On November 28, 2018, speaking at the American Conference Institute’s 35th International Conference on the Foreign Corrupt Practices Act (“FCPA”), Deputy U.S. Attorney General Rod Rosenstein announced changes to the Department of Justice’s (“DOJ” or “Department”) policy on individual accountability in corporate cases.1 While emphasizing that the Department remains committed to pursuing individuals, Rosenstein explained that further review of DOJ’s existing policy and consideration for concerns about inefficiencies in requiring corporations to identify all employees involved in wrong-doing in return for cooperation resulted in the recently announced policy change. Under the new DOJ policy, corporations will now be eligible for cooperation credit in criminal cases where they identify the individuals who were “substantially involved in or responsible for the criminal conduct.”2

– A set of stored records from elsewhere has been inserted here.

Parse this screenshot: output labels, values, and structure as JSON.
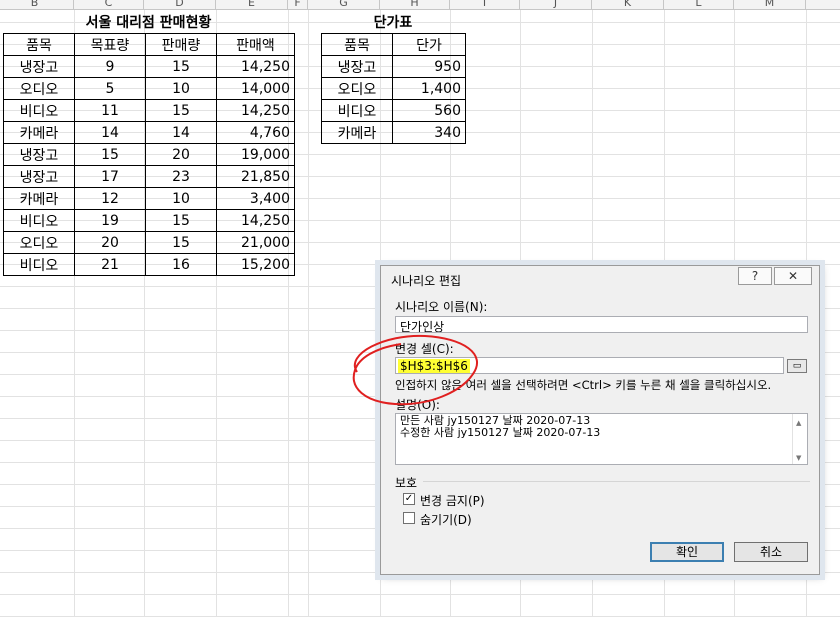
{
  "columns": [
    "B",
    "C",
    "D",
    "E",
    "F",
    "G",
    "H",
    "I",
    "J",
    "K",
    "L",
    "M"
  ],
  "sales": {
    "title": "서울 대리점 판매현황",
    "headers": [
      "품목",
      "목표량",
      "판매량",
      "판매액"
    ],
    "rows": [
      [
        "냉장고",
        "9",
        "15",
        "14,250"
      ],
      [
        "오디오",
        "5",
        "10",
        "14,000"
      ],
      [
        "비디오",
        "11",
        "15",
        "14,250"
      ],
      [
        "카메라",
        "14",
        "14",
        "4,760"
      ],
      [
        "냉장고",
        "15",
        "20",
        "19,000"
      ],
      [
        "냉장고",
        "17",
        "23",
        "21,850"
      ],
      [
        "카메라",
        "12",
        "10",
        "3,400"
      ],
      [
        "비디오",
        "19",
        "15",
        "14,250"
      ],
      [
        "오디오",
        "20",
        "15",
        "21,000"
      ],
      [
        "비디오",
        "21",
        "16",
        "15,200"
      ]
    ]
  },
  "price": {
    "title": "단가표",
    "headers": [
      "품목",
      "단가"
    ],
    "rows": [
      [
        "냉장고",
        "950"
      ],
      [
        "오디오",
        "1,400"
      ],
      [
        "비디오",
        "560"
      ],
      [
        "카메라",
        "340"
      ]
    ]
  },
  "dialog": {
    "title": "시나리오 편집",
    "help": "?",
    "close": "✕",
    "name_label": "시나리오 이름(N):",
    "name_value": "단가인상",
    "changing_label": "변경 셀(C):",
    "changing_value": "$H$3:$H$6",
    "hint": "인접하지 않은 여러 셀을 선택하려면 <Ctrl> 키를 누른 채 셀을 클릭하십시오.",
    "comment_label": "설명(O):",
    "comment_lines": [
      "만든 사람 jy150127 날짜 2020-07-13",
      "수정한 사람 jy150127 날짜 2020-07-13"
    ],
    "protection_label": "보호",
    "prevent_changes": "변경 금지(P)",
    "hide": "숨기기(D)",
    "ok": "확인",
    "cancel": "취소",
    "annotation_color": "#e02020",
    "highlight_color": "#ffff33"
  }
}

This newly announced policy represents a shift away from the “all or nothing” approach contained in the 2015 policy issued by then-Deputy U.S. Attorney General Sally Yates, pursuant to which DOJ required that in order “[t]o be eligible for any cooperation credit, corporations [were required to] provide to the Department all relevant facts about the individuals involved in corporate misconduct” (the “Yates Memo”).3 The policy contained in the Yates Memo did not consider an individual’s position, level of authority, or level of involvement in the alleged misconduct.4 As a result, companies seeking cooperation credit were required to provide information on even the most peripherally involved individuals. Rosenstein explained in his remarks that the Department’s policy had the unintended result of slowing corporate investigations and potential resolutions while corporations attempted to locate and identify all involved employees — former and current — and also resulted in a failure by Department personnel to strictly adhere to the policy because of these very same concerns about inefficiency and wasted resources.
The Department’s new policy appears, on its face, to represent a more practical approach to weighing cooperation credit in the face of potentially culpable corporate employees involved in criminal matters. In practice, the significance of Rosenstein’s announcement is not yet clear. Rosenstein acknowledged that the prior policy under the Yates Memo was not strictly enforced where it “impeded resolutions and wasted resources”; accordingly, the newly announced policy may simply more accurately reflect DOJ’s current practice than offer any new or sweeping policy change.
The Department has not issued a formal memorandum on the revised policy, and while sections of the DOJ’s Justice Manual have been updated to incorporate the substantial involvement language5, some sections still contain language consistent with the policy contained in the Yates’ Memo — including the section regarding the FCPA, where cooperation credit can be of particular importance due to the potential for high penalties.6